When plant owners stand up for their rights, FSIS personnel threaten removal of inspectors, and bludgeon small plant owners into submission. The agency's "Appeal Process" does NOT constitute legitimate legal recourse. Take it from me......and many others. This is one reason why the Government Accountability Project filed suit against the agency on my behalf, to provide us a public opportunity to reveal agency-endorsed misbehavior, which I call corruption.

A common statement made to me by honest FSIS employees - the vast majority of FIELD personnel are honest - is that incompetence in several (not all) FSIS District Offices constitutes corruption.

The current FSIS management team of Under Secretary Elisabeth Hagen, Administrator Al Almanza, and Deputy Administrators Daniel Engeljohn and Philip Derfler have inherited a mess, and are doing their best to change the agency's rudder into saner waters. All four of these folks enjoy my respect and full endorsement. Their ability to redirect the agency lifer bureaucrats remains to be seen, as well as bringing their ten remaining District Offices into accountability.

Q. Thousands of cattlemen read Cattlenetwork. What would you like to say to them?

A. USDA is tasked with (1) Marketing domestically-produced Ag products, and (2) overseeing USDA-Inspected meat, poultry & egg plants. Obvious conflict of interest. The agency is doing an admirable job with #1, and failing #2.

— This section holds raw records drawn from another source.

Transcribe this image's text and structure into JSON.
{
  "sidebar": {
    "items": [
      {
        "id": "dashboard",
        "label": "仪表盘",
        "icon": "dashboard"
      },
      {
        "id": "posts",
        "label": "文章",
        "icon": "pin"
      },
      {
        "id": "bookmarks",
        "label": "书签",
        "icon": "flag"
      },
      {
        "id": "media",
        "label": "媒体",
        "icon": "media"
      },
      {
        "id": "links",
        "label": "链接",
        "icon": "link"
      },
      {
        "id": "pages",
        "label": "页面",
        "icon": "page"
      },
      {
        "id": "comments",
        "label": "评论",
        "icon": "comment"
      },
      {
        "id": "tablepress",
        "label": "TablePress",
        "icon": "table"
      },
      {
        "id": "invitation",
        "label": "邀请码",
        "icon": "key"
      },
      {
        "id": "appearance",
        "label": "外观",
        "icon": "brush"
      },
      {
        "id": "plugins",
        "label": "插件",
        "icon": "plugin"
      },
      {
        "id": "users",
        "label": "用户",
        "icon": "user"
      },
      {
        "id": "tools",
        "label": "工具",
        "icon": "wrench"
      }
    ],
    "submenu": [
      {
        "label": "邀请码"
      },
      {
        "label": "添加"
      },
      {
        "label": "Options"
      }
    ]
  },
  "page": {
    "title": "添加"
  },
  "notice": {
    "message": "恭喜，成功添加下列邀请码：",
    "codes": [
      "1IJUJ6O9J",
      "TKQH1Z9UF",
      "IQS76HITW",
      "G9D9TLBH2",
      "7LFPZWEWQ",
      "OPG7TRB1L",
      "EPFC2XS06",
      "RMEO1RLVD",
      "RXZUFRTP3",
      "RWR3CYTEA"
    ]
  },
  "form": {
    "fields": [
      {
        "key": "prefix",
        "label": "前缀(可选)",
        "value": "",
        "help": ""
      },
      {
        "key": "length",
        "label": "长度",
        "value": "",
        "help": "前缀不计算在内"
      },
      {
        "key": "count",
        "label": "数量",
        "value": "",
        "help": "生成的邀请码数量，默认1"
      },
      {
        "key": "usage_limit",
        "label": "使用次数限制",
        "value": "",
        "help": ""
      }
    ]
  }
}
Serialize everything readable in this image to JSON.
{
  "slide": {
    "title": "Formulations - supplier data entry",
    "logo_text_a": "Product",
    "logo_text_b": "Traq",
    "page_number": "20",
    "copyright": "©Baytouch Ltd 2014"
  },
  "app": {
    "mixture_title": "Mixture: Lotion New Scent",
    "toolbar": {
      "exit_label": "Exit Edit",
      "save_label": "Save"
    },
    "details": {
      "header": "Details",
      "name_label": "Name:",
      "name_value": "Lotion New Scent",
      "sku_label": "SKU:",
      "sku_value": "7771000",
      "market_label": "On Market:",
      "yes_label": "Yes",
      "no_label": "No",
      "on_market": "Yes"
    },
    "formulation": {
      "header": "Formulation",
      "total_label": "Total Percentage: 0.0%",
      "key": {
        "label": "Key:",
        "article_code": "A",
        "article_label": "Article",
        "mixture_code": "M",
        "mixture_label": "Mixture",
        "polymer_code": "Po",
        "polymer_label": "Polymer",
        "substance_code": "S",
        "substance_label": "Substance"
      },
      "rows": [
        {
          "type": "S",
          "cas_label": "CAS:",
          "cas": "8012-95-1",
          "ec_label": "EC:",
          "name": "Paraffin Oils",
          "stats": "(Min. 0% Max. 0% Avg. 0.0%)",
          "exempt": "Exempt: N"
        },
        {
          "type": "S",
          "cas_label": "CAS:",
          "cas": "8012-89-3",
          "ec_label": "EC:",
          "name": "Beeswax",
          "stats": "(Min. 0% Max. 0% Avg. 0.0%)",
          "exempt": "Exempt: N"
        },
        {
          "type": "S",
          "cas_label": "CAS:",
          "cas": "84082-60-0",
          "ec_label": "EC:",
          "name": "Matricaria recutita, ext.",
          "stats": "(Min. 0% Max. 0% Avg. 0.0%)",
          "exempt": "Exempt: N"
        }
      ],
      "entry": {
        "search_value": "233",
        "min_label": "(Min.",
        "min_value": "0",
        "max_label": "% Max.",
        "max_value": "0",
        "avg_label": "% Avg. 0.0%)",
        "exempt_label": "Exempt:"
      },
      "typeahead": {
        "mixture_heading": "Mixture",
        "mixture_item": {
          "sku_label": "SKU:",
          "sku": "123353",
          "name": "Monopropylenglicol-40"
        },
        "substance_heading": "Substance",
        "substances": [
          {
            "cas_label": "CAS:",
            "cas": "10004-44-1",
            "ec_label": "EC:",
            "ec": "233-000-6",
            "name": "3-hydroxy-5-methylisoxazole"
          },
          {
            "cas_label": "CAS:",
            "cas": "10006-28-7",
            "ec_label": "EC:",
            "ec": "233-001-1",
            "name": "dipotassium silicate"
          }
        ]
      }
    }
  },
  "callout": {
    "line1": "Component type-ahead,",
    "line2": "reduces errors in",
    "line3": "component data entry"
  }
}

Livestock producers depend on slaughter and processing plants to whom their livestock can be marketed. Producers also depend on consumers who hopefully perceive that meat is safe for their families to eat. I submit to you that consumer confidence in, and purchase of meat suffers when we are continually beset by ongoing outbreaks and recurring recalls.

In my opinion, USDA's negligence directly contributes to outbreaks and recalls, which also diminishes demand for beef. We've seen in recent weeks how consumer reaction to ammoniated meat has decreased demand for beef, and the livestock prices you're receiving falls along with consumer confidence. Consistently safe meat is not only good for consumers, but benefits the bottom line of livestock producers as well.

Ten years ago, the word "traceback" was almost nonexistent in Americans' vocabulary, but has become popular, for good reason. I respectfully suggest you live and breathe tracebacks to the slaughter plant source, as the successful resolution to tracebacks will be safer meat, which will increase prices you receive.

Chuck Jolley is a free lance writer, based in Kansas City, who covers a wide range of ag industry topics for Vance Publishing.